Do traditional 2D platform games leave you feeling… well, flat? Maybe Circa Infinity ($3) is just the kind of genre spin you need, as it takes running and jumping to new places. This minimal indie game takes place entirely within and along the outside of spinning circles, as you jump from one to the next while avoiding the little monsters that roam the paths.
Things get both surreal and very difficult before long as new enemies and patterns emerge, forcing you think fast and respond even faster. You’ll perish often, but Circa Infinity is such a uniquely mesmerizing experience that it compels you to keep going to master its tricks and overcome its myriad twists.
Lost in Harmony, an Android music game released earlier this month, has its tense moments, but is often calm and pleasing. Dub Dash is something else entirely: This rhythm game prods you within moments and rarely lets up, challenging you to guide a rolling wheel through pulsing stages filled with beat-match obstacles. And if you blow it, you’ll feel the pain.
Evading hazards is a matter of tapping or holding the right or left side of the screen at first, but tricky patterns and the dazzling, strobe-like presentation make it tough to prepare for what’s ahead. Dub Dash is also relentless, forcing you to restart an entire stage with a single mistake (unless you have extra hearts stored up), but rhythm game die-hards should love the challenge. It’s a unique and pleasing take on the genre, if you’re up to the task.
Earthquakes are an ever-present threat in some areas, and if your phone could help save lives someday, wouldn’t you want it to? MyShake is a new app from the UC Berkeley Seismological Laboratory, and it uses the motion sensors in your phone to detect the very specific vibrational patterns that indicate a coming quake. In other words, running with your phone in your pocket probably won’t trigger the warning.

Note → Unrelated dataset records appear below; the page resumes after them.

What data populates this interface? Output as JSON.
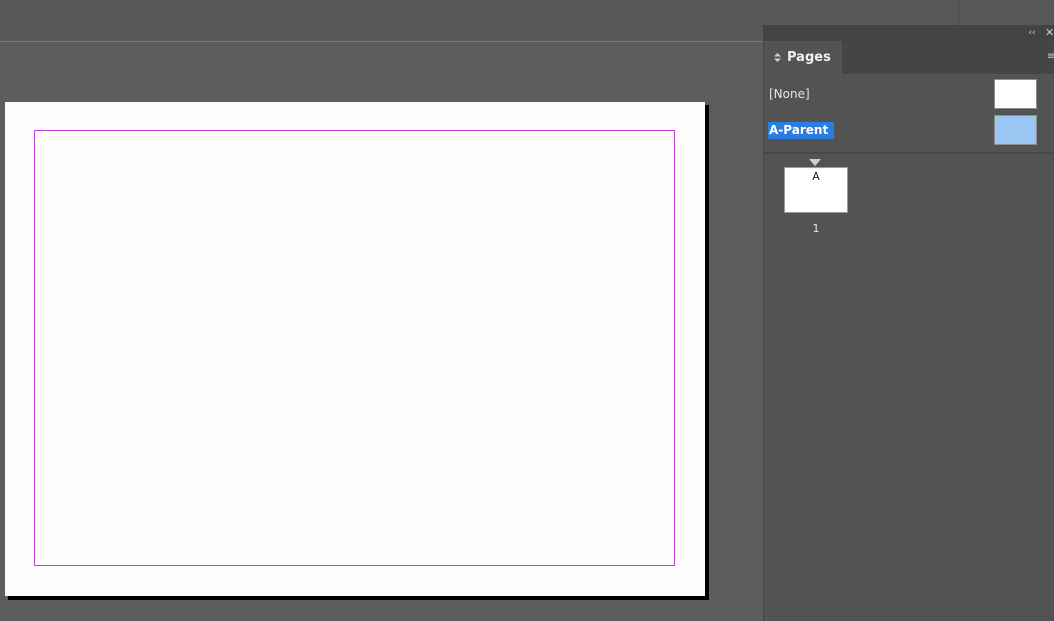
{
  "panel": {
    "collapse_glyph": "‹‹",
    "close_glyph": "✕",
    "menu_glyph": "≡",
    "tab": {
      "label": "Pages",
      "icon": "updown-arrows-icon"
    },
    "parents": [
      {
        "label": "[None]",
        "selected": false
      },
      {
        "label": "A-Parent",
        "selected": true
      }
    ],
    "pages": [
      {
        "prefix": "A",
        "number": "1"
      }
    ]
  },
  "colors": {
    "selection": "#2a7de1",
    "selected_thumb": "#99c6f3",
    "margin_guide": "#c040d8",
    "canvas": "#5b5b5b",
    "panel": "#535353"
  }
}
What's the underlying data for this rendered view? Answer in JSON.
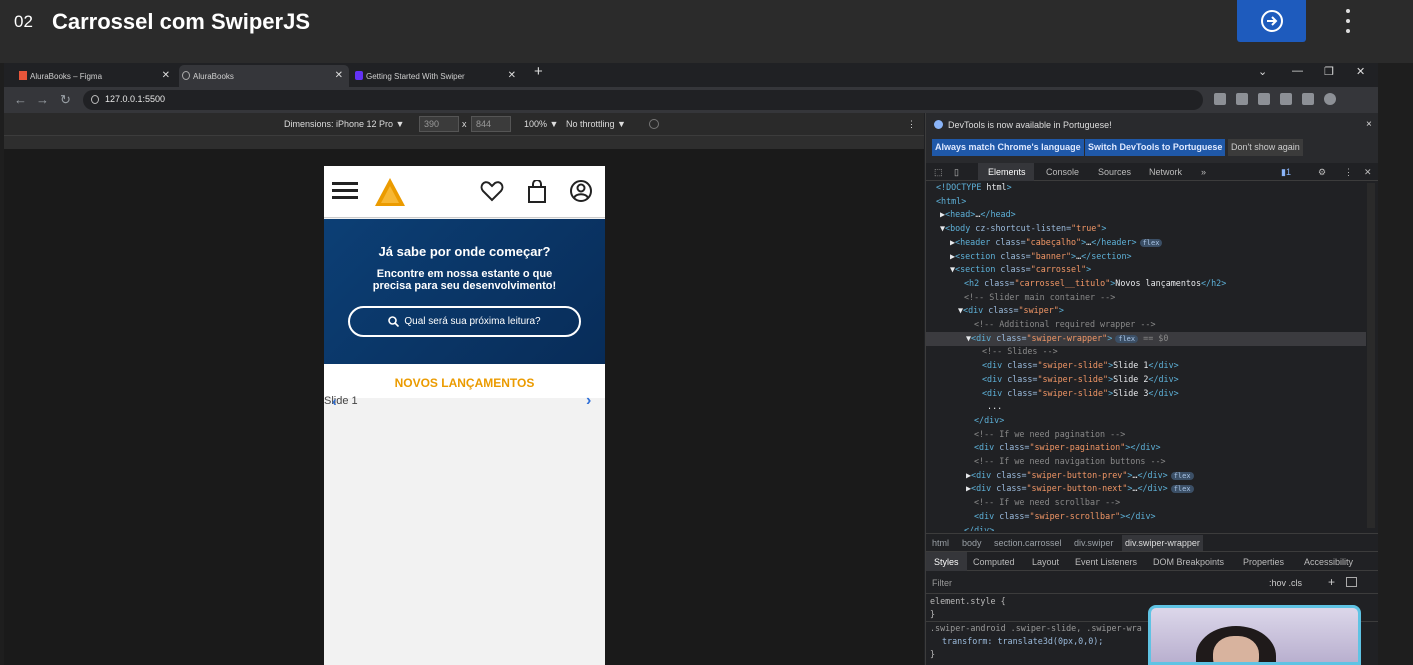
{
  "lesson": {
    "number": "02",
    "title": "Carrossel com SwiperJS"
  },
  "browser": {
    "tabs": [
      {
        "label": "AluraBooks – Figma"
      },
      {
        "label": "AluraBooks"
      },
      {
        "label": "Getting Started With Swiper"
      }
    ],
    "url": "127.0.0.1:5500"
  },
  "device_toolbar": {
    "dimensions": "Dimensions: iPhone 12 Pro ▼",
    "width": "390",
    "times": "x",
    "height": "844",
    "zoom": "100% ▼",
    "throttle": "No throttling ▼"
  },
  "phone": {
    "banner_title": "Já sabe por onde começar?",
    "banner_sub1": "Encontre em nossa estante o que",
    "banner_sub2": "precisa para seu desenvolvimento!",
    "search_placeholder": "Qual será sua próxima leitura?",
    "section_title": "NOVOS LANÇAMENTOS",
    "slide_text": "Slide 1"
  },
  "devtools": {
    "notice": "DevTools is now available in Portuguese!",
    "btn_match": "Always match Chrome's language",
    "btn_switch": "Switch DevTools to Portuguese",
    "btn_dismiss": "Don't show again",
    "tabs": [
      "Elements",
      "Console",
      "Sources",
      "Network"
    ],
    "code_lines": [
      "<!DOCTYPE html>",
      "<html>",
      "▶<head>…</head>",
      "▼<body cz-shortcut-listen=\"true\">",
      "▶<header class=\"cabeçalho\">…</header>",
      "▶<section class=\"banner\">…</section>",
      "▼<section class=\"carrossel\">",
      "<h2 class=\"carrossel__titulo\">Novos lançamentos</h2>",
      "<!-- Slider main container -->",
      "▼<div class=\"swiper\">",
      "<!-- Additional required wrapper -->",
      "▼<div class=\"swiper-wrapper\">",
      "<!-- Slides -->",
      "<div class=\"swiper-slide\">Slide 1</div>",
      "<div class=\"swiper-slide\">Slide 2</div>",
      "<div class=\"swiper-slide\">Slide 3</div>",
      "\" ... \"",
      "</div>",
      "<!-- If we need pagination -->",
      "<div class=\"swiper-pagination\"></div>",
      "<!-- If we need navigation buttons -->",
      "▶<div class=\"swiper-button-prev\">…</div>",
      "▶<div class=\"swiper-button-next\">…</div>",
      "<!-- If we need scrollbar -->",
      "<div class=\"swiper-scrollbar\"></div>",
      "</div>"
    ],
    "flex_badge": "flex",
    "selected_suffix": "== $0",
    "breadcrumbs": [
      "html",
      "body",
      "section.carrossel",
      "div.swiper",
      "div.swiper-wrapper"
    ],
    "style_tabs": [
      "Styles",
      "Computed",
      "Layout",
      "Event Listeners",
      "DOM Breakpoints",
      "Properties",
      "Accessibility"
    ],
    "filter_placeholder": "Filter",
    "filter_tools": ":hov .cls",
    "styles_lines": [
      "element.style {",
      "}",
      ".swiper-android .swiper-slide, .swiper-wra",
      "transform: translate3d(0px,0,0);",
      "}"
    ]
  }
}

MyShake runs in the background and seemingly uses minimal resources, and when the right kind of vibrations are detected, an alert is sent to the UC Berkeley team. For now, you’re essentially just helping drive the research: With more than 100,000 installs already, they’re creating a blanket network of sensors that could help detect future quakes faster and get warnings out to people in time to make more of a difference.
Can’t get enough of the Kardashians? Looking for new ways to keep up? Luckily for you, Glu Games didn’t stop with Kim Kardashian: Hollywood, as the new Kendall & Kylie lets you create your own avatar and interact with the youngest Kardashian sisters in an array of California hotspots.
It’s not dramatically different from Kim’s game, despite the switch to portrait orientation: You’ll navigate dialogue and do a lot of busy work in the form of tapping icons and collecting currency, all in the name of trying to go viral and establish yourself in the fashion world. Kendall & Kylie is unsurprisingly vapid and filled with freemium elements, offering to speed up delays with real money—but it’s still sure to please a lot of people, if the earlier game’s success is any indication.